Goal of the exercise:
What you return must match every record word for word.

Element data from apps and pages
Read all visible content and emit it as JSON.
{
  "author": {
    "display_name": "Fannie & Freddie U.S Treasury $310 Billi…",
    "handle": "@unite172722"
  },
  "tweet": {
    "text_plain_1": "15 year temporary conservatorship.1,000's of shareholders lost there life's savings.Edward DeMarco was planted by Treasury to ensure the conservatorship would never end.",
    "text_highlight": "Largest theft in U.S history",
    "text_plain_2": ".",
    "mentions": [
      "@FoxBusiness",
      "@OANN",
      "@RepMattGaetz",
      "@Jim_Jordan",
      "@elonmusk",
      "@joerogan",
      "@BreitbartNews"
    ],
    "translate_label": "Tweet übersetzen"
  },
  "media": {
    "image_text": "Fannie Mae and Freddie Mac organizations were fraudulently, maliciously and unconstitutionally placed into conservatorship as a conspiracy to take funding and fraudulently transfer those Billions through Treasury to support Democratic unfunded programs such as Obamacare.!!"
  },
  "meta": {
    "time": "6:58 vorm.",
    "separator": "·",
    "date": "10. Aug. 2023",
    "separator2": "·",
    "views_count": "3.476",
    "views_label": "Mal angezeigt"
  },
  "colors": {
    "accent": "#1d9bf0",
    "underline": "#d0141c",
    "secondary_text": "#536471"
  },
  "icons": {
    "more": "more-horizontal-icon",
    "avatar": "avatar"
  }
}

Answer section:
Read all visible content and emit it as JSON.
{
  "author": {
    "display_name": "Fannie & Freddie U.S Treasury $310 Billi…",
    "handle": "@unite172722"
  },
  "tweet": {
    "text_plain_1": "15 year temporary conservatorship.1,000's of shareholders lost there life's savings.Edward DeMarco was planted by Treasury to ensure the conservatorship would never end.",
    "text_highlight": "Largest theft in U.S history",
    "text_plain_2": ".",
    "mentions": [
      "@FoxBusiness",
      "@OANN",
      "@RepMattGaetz",
      "@Jim_Jordan",
      "@elonmusk",
      "@joerogan",
      "@BreitbartNews"
    ],
    "translate_label": "Tweet übersetzen"
  },
  "media": {
    "image_text": "Fannie Mae and Freddie Mac organizations were fraudulently, maliciously and unconstitutionally placed into conservatorship as a conspiracy to take funding and fraudulently transfer those Billions through Treasury to support Democratic unfunded programs such as Obamacare.!!"
  },
  "meta": {
    "time": "6:58 vorm.",
    "separator": "·",
    "date": "10. Aug. 2023",
    "separator2": "·",
    "views_count": "3.476",
    "views_label": "Mal angezeigt"
  },
  "colors": {
    "accent": "#1d9bf0",
    "underline": "#d0141c",
    "secondary_text": "#536471"
  },
  "icons": {
    "more": "more-horizontal-icon",
    "avatar": "avatar"
  }
}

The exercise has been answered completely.